Unfortunately, federal “assimilation” policy in the late nineteenth century went far beyond eliminating communal land ownership and teaching Native Americans modern farming methods. Federal lawmakers also embarked upon a grand experiment in social engineering that involved taking children from the custody of their parents and placing them in government-run boarding schools.
Throughout the late nineteenth century, federal policymakers viewed Native American children as the solution to “the Indian problem” because they were more malleable/teachable than adult Natives were. It was believed that if Native children could be reached early enough, then it would be possible to prevent their development into uncivilized “savages” like their parents. This was the rationale for the government-run boarding school program. To ensure the success of the program, children were not permitted to speak in their native tongues, to practice their native religions or spiritual beliefs, or even to “look” like Native Americans. As the 1886 Commissioner of Indian Affairs explained:
[T]he adult savage is not susceptible to the influence of civilization, and we must therefore turn to his children, that they might be taught how to abandon the pathway of barbarism and walk with a sure step along the pleasant highway of Christian civilization…. They must be withdrawn, in their tender years, entirely from the camp and taught to eat, to sleep, to dress, to play, to work and to think after the manner of the white man.6

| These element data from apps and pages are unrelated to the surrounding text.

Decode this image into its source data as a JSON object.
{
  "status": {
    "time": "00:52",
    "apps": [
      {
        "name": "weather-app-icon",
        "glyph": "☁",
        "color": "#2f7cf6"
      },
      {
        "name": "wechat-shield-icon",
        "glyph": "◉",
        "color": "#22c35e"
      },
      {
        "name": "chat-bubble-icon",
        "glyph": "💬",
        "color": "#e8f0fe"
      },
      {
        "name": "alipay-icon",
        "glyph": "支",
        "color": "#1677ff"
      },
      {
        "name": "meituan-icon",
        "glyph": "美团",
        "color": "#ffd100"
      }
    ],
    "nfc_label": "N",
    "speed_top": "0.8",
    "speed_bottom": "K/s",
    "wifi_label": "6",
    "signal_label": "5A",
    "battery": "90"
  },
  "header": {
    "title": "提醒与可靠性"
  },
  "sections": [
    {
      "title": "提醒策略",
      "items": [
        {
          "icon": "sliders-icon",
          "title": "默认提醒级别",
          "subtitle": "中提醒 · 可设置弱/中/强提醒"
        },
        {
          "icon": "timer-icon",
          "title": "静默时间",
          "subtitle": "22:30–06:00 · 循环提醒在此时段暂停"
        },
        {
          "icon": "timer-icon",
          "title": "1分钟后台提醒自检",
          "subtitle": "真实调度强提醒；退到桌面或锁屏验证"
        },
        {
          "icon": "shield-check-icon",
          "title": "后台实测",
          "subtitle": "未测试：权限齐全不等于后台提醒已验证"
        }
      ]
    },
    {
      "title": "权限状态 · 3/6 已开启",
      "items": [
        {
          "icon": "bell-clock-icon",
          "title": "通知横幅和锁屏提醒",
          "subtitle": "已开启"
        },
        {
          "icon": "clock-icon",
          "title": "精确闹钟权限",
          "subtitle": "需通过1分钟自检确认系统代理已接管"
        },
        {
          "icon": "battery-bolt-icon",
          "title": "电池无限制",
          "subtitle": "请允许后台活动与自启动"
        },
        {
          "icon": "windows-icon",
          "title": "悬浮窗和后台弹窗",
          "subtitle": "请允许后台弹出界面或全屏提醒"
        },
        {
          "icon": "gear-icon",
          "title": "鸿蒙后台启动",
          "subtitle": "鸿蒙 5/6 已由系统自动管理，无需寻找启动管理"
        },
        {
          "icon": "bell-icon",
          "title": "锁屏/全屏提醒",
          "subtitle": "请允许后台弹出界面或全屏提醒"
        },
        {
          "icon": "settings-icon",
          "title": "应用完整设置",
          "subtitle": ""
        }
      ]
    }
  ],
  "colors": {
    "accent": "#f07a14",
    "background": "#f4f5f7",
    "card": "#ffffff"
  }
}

The success of this program is debatable.
The children were usually kept at boarding school for eight years during which time they were not permitted to see their parents, relatives or friends. Anything Indian — dress, language, religious practices, even outlook on life … was uncompromisingly prohibited. Ostensibly educated, articulate in the English language, wearing store-bought clothes and with their hair cut short and their emotionalism toned down the boarding school graduates were sent out either to make their way in a white world that did not want them or to return to a reservation to which they were now foreign.7
Federal policy began to shift toward preservation of Native American customs, traditions, and self-determination in the 1930’s with the Indian Reorganization Act, and then again in 1978 with the Indian Child Welfare Act. By 1971, less than 18% of school-aged Native children were being removed from their homes and placed in federal boarding schools.8 Today, the custody of Native American children is governed by a complex system of state, federal and tribal jurisdictional, procedural and substantive laws. And courts today are no longer permitted to indulge an assumption that removal of children from the custody of their Native American parents is in their best interests.
- Cherokee Nation v. Georgia, 30 U.S. (5 Pet.) 1 (1831); Worcester v. Georgia, 31 U.S. (6 Pet.) 515 (1832) ↩
- In re Custody of A.M.C., 8 Navajo Rptr. 825 (Chin. Fam. Ct. 2004). ↩
- U.S. Const. Art. I, §8 ↩
- F. Cohen, Handbook of federal Indian law, with reference, tables, and index (1971) ↩
- Henry L. Dawes, “Have we failed with the Indian,” 84 Atlantic Monthly 280 (1899) ↩
- cited in L. George, “The challenge of permanency planning in a multicultural society,” 5 J. Multicultural Soc. Work 165, 166 (1997) ↩
- Peter Farb, Man’s rise to civilization as shown by the Indians of North America 257-59 (1968) ↩
- B. J. Jones, The Indian Child Welfare Act handbook: A legal guide to the Custody and Adoption of Native American Children (1995) ↩